**Work task**: Go through the data and copy each line where the string "cycle" appears.

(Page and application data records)
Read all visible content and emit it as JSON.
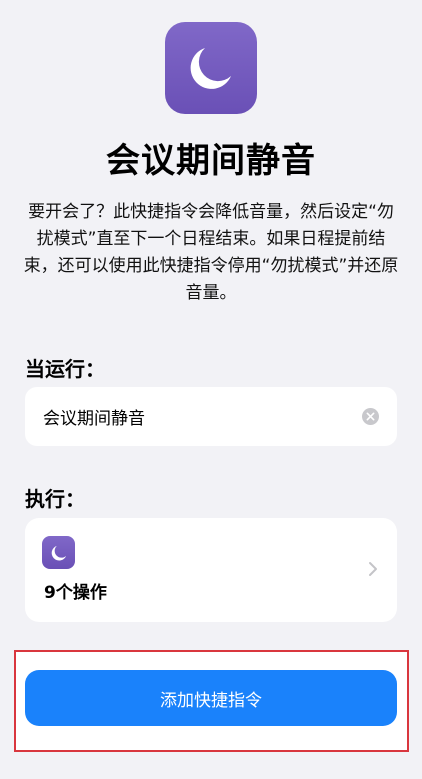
{
  "shortcut": {
    "title": "会议期间静音",
    "description": "要开会了？此快捷指令会降低音量，然后设定“勿扰模式”直至下一个日程结束。如果日程提前结束，还可以使用此快捷指令停用“勿扰模式”并还原音量。",
    "icon": "moon-icon",
    "accent_color": "#7559bd"
  },
  "trigger": {
    "label": "当运行：",
    "value": "会议期间静音"
  },
  "action": {
    "label": "执行：",
    "count_text": "9个操作"
  },
  "add_button": {
    "label": "添加快捷指令",
    "color": "#1a82fb"
  },
  "highlight_color": "#d9363e"
}
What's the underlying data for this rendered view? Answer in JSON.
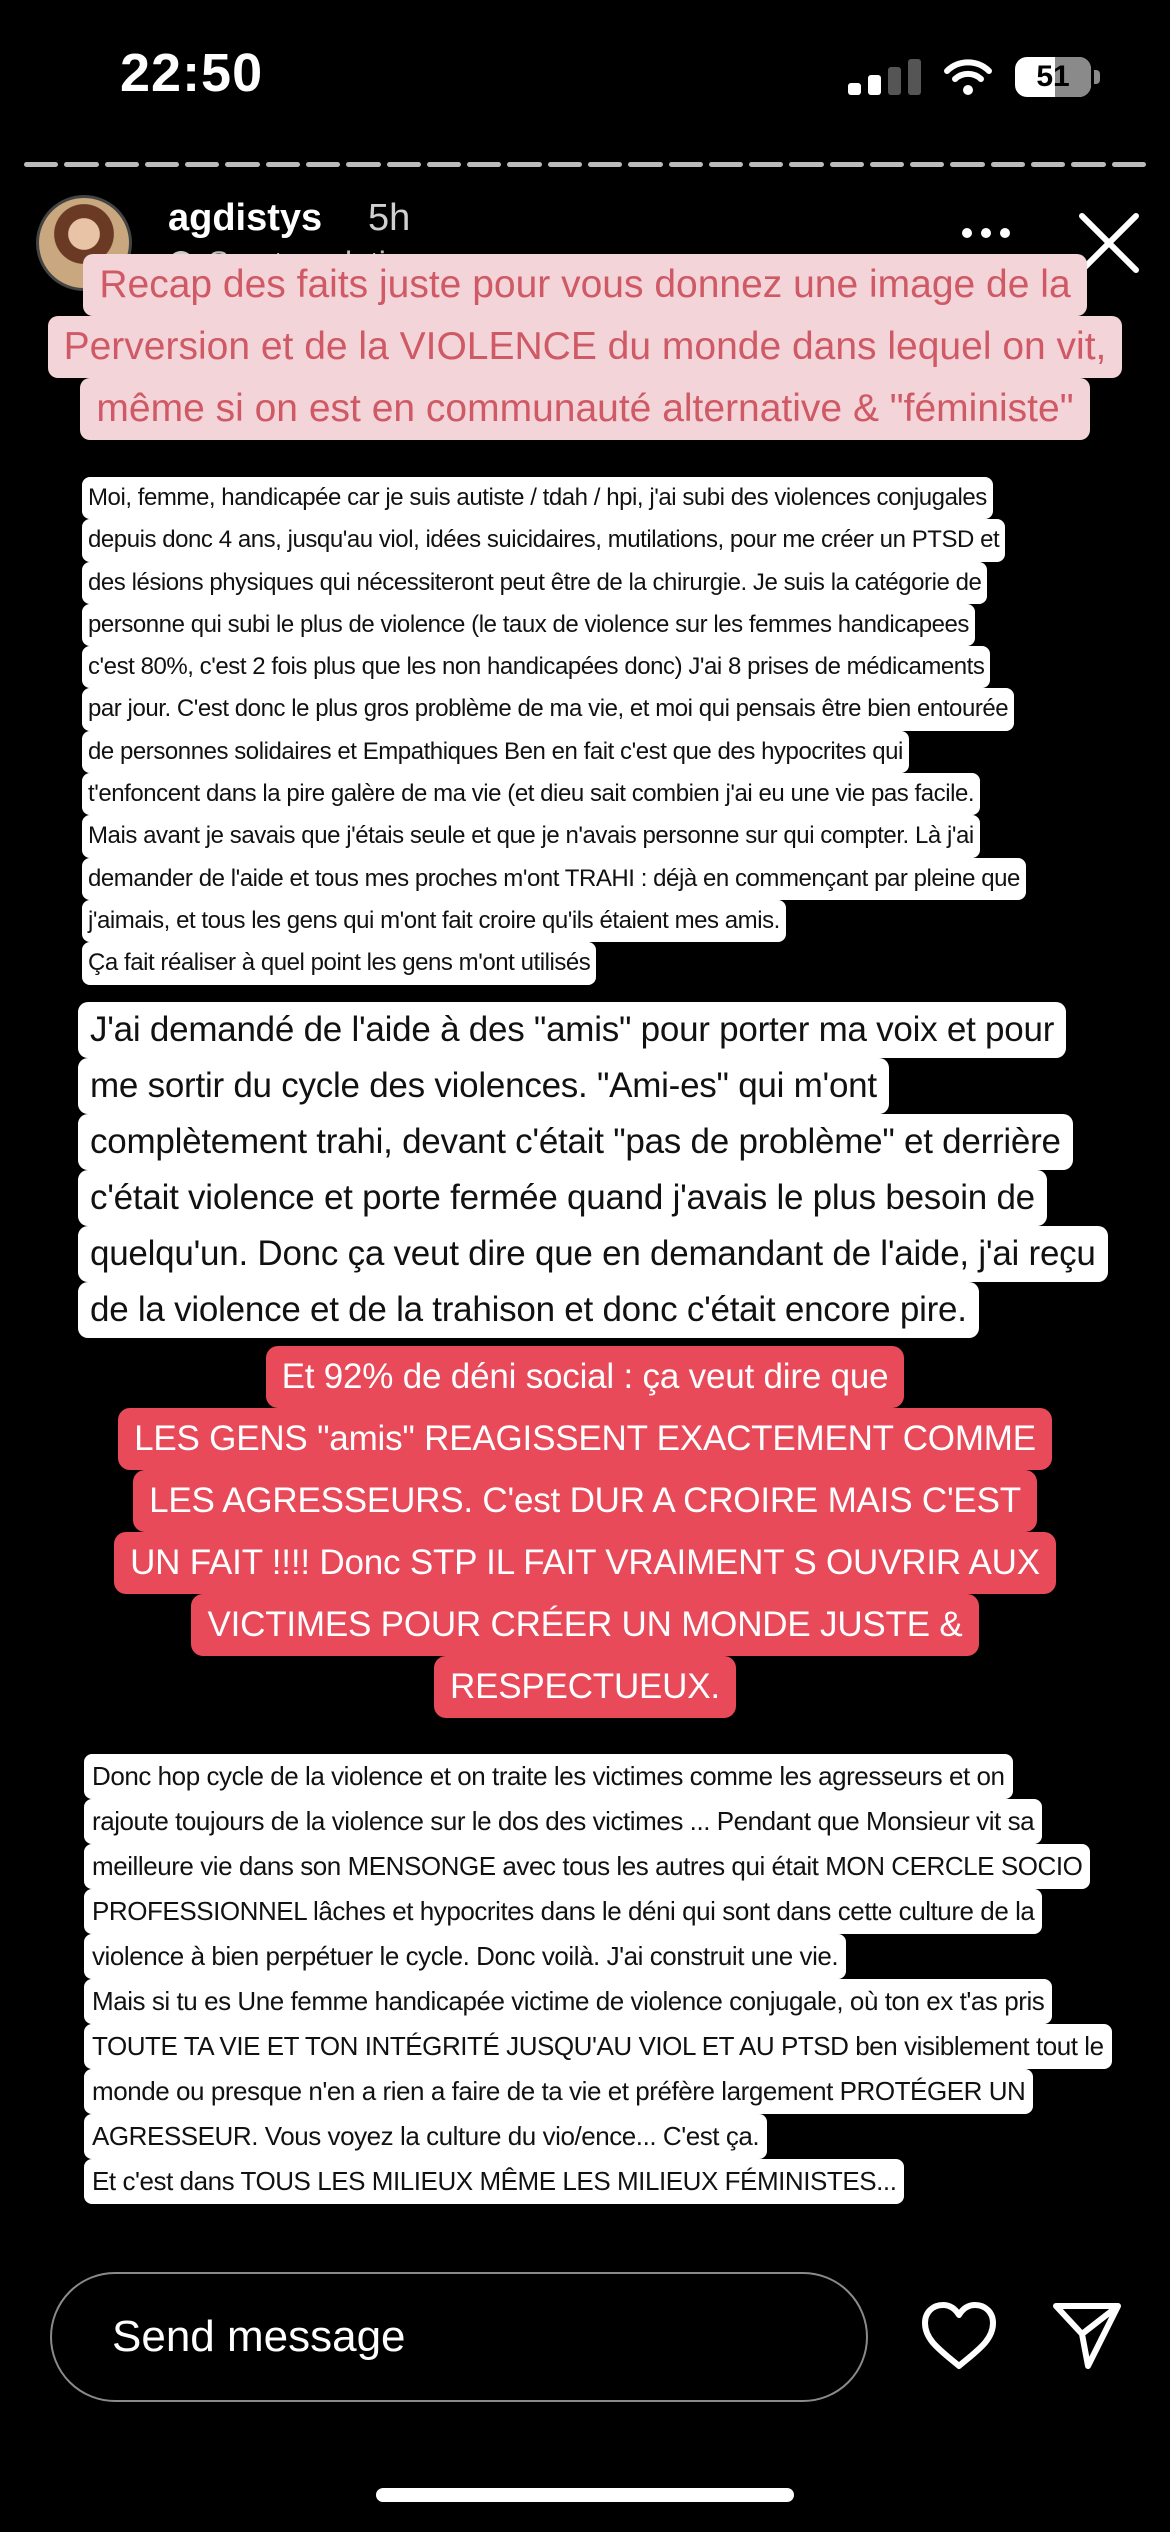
{
  "status_bar": {
    "time": "22:50",
    "battery": "51"
  },
  "header": {
    "username": "agdistys",
    "time_ago": "5h",
    "see_translation": "See translation",
    "chevron": "›"
  },
  "title_block": {
    "lines": [
      "Recap des faits juste pour vous donnez une image de la",
      "Perversion et de la VIOLENCE du monde dans lequel on vit,",
      "même si on est en communauté alternative & \"féministe\""
    ]
  },
  "paragraph1": {
    "lines": [
      "Moi, femme, handicapée car je suis autiste / tdah / hpi, j'ai subi des violences conjugales",
      "depuis donc 4 ans, jusqu'au viol, idées suicidaires, mutilations, pour me créer un PTSD et",
      "des lésions physiques qui nécessiteront peut être de la chirurgie. Je suis la catégorie de",
      "personne qui subi le plus de violence (le taux de violence sur les femmes handicapees",
      "c'est 80%, c'est 2 fois plus que les non handicapées donc) J'ai 8 prises de  médicaments",
      "par jour. C'est donc le plus gros problème de ma vie, et moi qui pensais être bien entourée",
      "de personnes solidaires et Empathiques Ben en fait c'est que des hypocrites qui",
      "t'enfoncent dans la pire galère de ma vie (et dieu sait combien j'ai eu une vie pas facile.",
      "Mais avant je savais que j'étais seule et que je n'avais personne sur qui compter. Là j'ai",
      "demander de l'aide et tous mes proches m'ont TRAHI : déjà en commençant par pleine que",
      "j'aimais, et tous les gens qui m'ont fait croire qu'ils étaient mes amis.",
      "Ça fait réaliser à quel point les gens m'ont utilisés"
    ]
  },
  "paragraph2": {
    "lines": [
      "J'ai demandé de l'aide à des \"amis\" pour porter ma voix et pour",
      "me sortir du cycle des violences. \"Ami-es\" qui m'ont",
      "complètement trahi, devant c'était \"pas de problème\" et derrière",
      "c'était violence et porte fermée quand j'avais le plus besoin de",
      "quelqu'un. Donc ça veut dire que en demandant de l'aide, j'ai reçu",
      "de la violence et de la trahison et donc c'était encore pire."
    ]
  },
  "highlight_block": {
    "lines": [
      "Et 92% de déni social : ça veut dire que",
      "LES GENS \"amis\" REAGISSENT EXACTEMENT COMME",
      "LES AGRESSEURS.  C'est DUR A CROIRE MAIS C'EST",
      "UN FAIT !!!! Donc STP IL FAIT VRAIMENT S OUVRIR AUX",
      "VICTIMES POUR CRÉER UN MONDE JUSTE &",
      "RESPECTUEUX."
    ]
  },
  "paragraph3": {
    "lines": [
      "Donc hop cycle de la violence et on traite les victimes comme les agresseurs et on",
      "rajoute toujours de la violence sur le dos des victimes ... Pendant que Monsieur vit sa",
      "meilleure vie dans son MENSONGE avec tous les autres qui était MON CERCLE SOCIO",
      "PROFESSIONNEL lâches et hypocrites dans le déni qui sont dans cette culture de la",
      "violence à bien perpétuer le cycle. Donc voilà. J'ai construit une vie.",
      "Mais si tu es Une femme handicapée victime de violence conjugale, où ton ex t'as pris",
      "TOUTE TA VIE ET TON INTÉGRITÉ JUSQU'AU VIOL ET AU PTSD ben visiblement tout le",
      "monde ou presque n'en a rien a faire de ta vie et préfère largement PROTÉGER UN",
      "AGRESSEUR. Vous voyez la culture du vio/ence... C'est ça.",
      "Et c'est dans TOUS LES MILIEUX MÊME LES MILIEUX FÉMINISTES..."
    ]
  },
  "footer": {
    "message_placeholder": "Send message"
  },
  "icons": {
    "wifi": "wifi-icon",
    "cellular": "cellular-signal-icon",
    "battery": "battery-icon",
    "more": "more-options-icon",
    "close": "close-icon",
    "like": "heart-icon",
    "send": "send-icon"
  }
}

**Answer to the exercise**:
      "me sortir du cycle des violences. \"Ami-es\" qui m'ont",
      "Donc hop cycle de la violence et on traite les victimes comme les agresseurs et on",
      "violence à bien perpétuer le cycle. Donc voilà. J'ai construit une vie.",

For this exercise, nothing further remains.